Bilateral ties between the Philippines and India are expected to improve in the wake of next week’s Association of Southeast Asian Nations (Asean) summit.
The 10-member regional bloc will be holding its annual leaders’ conference in the Philippines and has also scheduled meetings with regional partners such as India. Prime Minister Narenda Modi is scheduled to arrive on Nov. 12 and the 15th Asean-India summit will be held in the afternoon of Nov. 14.
“I think after ASEAN, a lot of things I’m looking forward to will happen because its basically the two countries building bridges stronger,” Philippine-India Business Council chairman Johnny Chotrani told The Manila Times.
Diplomatic relations between India and the Philippines began in 1949, shortly after both nations became independent.

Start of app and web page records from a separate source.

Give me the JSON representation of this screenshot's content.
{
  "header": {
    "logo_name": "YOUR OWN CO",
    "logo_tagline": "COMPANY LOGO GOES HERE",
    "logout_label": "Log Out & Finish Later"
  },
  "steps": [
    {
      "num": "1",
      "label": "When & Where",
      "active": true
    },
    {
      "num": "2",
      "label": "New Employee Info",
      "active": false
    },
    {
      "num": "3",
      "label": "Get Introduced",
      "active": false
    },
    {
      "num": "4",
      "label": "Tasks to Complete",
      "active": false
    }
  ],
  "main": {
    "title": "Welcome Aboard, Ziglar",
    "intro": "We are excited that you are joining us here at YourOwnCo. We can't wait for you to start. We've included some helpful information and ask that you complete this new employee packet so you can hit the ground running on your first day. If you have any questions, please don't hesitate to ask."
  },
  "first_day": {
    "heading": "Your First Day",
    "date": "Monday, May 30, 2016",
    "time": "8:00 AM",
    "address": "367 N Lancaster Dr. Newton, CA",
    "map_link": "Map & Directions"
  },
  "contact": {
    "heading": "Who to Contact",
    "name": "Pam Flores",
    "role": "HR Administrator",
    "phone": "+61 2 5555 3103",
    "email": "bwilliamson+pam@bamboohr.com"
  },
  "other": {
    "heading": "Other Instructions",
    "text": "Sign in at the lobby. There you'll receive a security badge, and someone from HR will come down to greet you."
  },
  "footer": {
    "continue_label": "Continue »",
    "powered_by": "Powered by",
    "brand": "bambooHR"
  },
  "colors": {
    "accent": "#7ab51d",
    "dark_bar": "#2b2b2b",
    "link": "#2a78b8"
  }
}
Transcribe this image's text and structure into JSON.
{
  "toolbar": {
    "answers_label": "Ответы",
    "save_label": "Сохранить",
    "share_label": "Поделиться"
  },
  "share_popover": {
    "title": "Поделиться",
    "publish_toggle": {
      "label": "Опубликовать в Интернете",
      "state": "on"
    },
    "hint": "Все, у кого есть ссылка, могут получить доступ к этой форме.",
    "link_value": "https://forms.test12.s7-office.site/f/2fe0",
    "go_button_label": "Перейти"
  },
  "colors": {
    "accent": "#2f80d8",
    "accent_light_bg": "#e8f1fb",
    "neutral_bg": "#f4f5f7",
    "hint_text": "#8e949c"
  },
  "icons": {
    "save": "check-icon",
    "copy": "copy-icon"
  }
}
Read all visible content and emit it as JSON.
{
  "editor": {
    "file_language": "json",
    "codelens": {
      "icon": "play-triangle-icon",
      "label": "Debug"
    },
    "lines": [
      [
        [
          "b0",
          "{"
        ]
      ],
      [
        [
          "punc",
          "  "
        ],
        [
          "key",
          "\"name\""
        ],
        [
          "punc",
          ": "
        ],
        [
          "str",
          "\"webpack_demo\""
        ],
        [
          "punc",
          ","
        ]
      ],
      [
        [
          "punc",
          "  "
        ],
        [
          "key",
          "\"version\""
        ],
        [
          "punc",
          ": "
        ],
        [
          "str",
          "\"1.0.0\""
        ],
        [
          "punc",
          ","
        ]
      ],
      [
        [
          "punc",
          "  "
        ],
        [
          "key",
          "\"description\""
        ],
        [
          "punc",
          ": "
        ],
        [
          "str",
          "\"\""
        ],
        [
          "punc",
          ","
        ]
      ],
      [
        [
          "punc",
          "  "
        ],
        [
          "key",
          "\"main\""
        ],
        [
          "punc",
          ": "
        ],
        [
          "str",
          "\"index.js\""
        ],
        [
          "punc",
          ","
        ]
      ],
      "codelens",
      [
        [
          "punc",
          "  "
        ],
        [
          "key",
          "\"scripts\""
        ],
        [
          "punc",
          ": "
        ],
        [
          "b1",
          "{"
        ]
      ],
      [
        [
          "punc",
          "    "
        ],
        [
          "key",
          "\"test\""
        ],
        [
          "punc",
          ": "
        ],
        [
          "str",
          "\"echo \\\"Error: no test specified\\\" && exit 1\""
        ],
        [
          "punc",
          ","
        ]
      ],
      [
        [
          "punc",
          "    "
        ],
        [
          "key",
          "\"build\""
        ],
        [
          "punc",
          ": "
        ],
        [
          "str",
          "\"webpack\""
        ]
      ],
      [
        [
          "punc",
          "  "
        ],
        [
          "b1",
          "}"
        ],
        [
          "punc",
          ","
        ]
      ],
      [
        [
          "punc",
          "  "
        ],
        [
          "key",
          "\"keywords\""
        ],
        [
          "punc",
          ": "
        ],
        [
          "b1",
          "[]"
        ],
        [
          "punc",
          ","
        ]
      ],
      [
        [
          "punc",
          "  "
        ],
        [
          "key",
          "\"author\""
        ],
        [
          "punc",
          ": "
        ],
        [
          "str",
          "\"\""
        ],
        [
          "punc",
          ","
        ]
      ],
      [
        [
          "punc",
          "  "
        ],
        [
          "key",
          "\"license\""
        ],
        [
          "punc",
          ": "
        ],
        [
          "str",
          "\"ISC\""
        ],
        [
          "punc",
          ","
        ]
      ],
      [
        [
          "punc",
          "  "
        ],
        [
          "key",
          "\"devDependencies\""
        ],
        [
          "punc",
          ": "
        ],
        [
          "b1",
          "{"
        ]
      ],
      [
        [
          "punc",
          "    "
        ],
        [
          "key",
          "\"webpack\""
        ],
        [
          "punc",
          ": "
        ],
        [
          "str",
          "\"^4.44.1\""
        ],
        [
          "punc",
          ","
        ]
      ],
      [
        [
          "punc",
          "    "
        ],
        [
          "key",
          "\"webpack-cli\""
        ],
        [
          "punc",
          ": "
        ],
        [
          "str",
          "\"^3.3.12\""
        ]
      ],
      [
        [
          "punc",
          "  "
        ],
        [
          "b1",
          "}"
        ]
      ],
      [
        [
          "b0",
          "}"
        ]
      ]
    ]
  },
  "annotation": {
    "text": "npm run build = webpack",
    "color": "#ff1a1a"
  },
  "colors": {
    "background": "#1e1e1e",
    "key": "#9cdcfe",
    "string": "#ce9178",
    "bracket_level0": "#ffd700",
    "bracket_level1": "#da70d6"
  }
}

India has since become one of the country’s largest trading partners and export markets.
India’s investments in the Philippines include Indo Phil Textile Mills. Inc., which commenced operations in 1975 and is said to be the country’s largest textile mill.
Chotrani said more Indian companies were scouting for more business opportunities in the Philippines.
“On the business side, we have been looking at agriculture, hotels, hospitality, education, insfrastructure. There could also be food and beverage products and textiles,” he said.
Indian firms are also interested in the pharmaceutical sector, particulary the establishment of an industry-specific ecozone.
“Basically the pharmazone is standstill so far but we are pushing with the EPZA (Export Processing Zones Authority) to come up with the guidelines for us to get the pharma companies attracted to the Philippines, but India is very much interested,” Chotrani said.
“They (Indian pharma firms) are looking at the cost factors and all so that’s why we need all the inputs for them to come forward, but offhand they like the idea and they are interested. We are looking at probably early next year [to finalize details],” he added.
Chotrani claimed that other manufacturers were considering setting up shop in the Philippines, which he said was “ideally located”.
“In fact we were visited by some delegations from India. They are looking at chemical products, plastic industry, raw materials to finished products, food and beverage companies, solar products. All these have already shown interest and have come to Philippines as delegations. Basically they are more on trading and selling to the Philippines till they find something juicy for manufacturing here,” he said.
Chotrani noted that hindrances to investments remain and urged the government to address these so as to attract foreign investors.
“Definitely it’s high time for the Philippines to relax and get more investments from different international markets and India could be one of the major players,” he said.
“I think they (the Philippine government) really need to simplify the whole [tax]thing, otherwise it would be difficult. You have so many components and that does not give a good picture abroad. The rules and systems need to be clear,” Chotrani noted.
“Let’s look at the ownership, that’s 60 percent [for local]and 40 percent [foreign]so that needs to be more opened up because if you are looking for large and multinational companies here to invest, they are publicly listed and it becomes very difficult for them to justify if they own only 40 percent,” he added.
“ If that can be relaxed and improved, you’ll find a lot of large companies from India to come because they go to as far as South Africa to invest. Philippines is much more easier because its English-speaking. It’s a matter of getting more comfortable and the deals should have to be juicy for both parties.”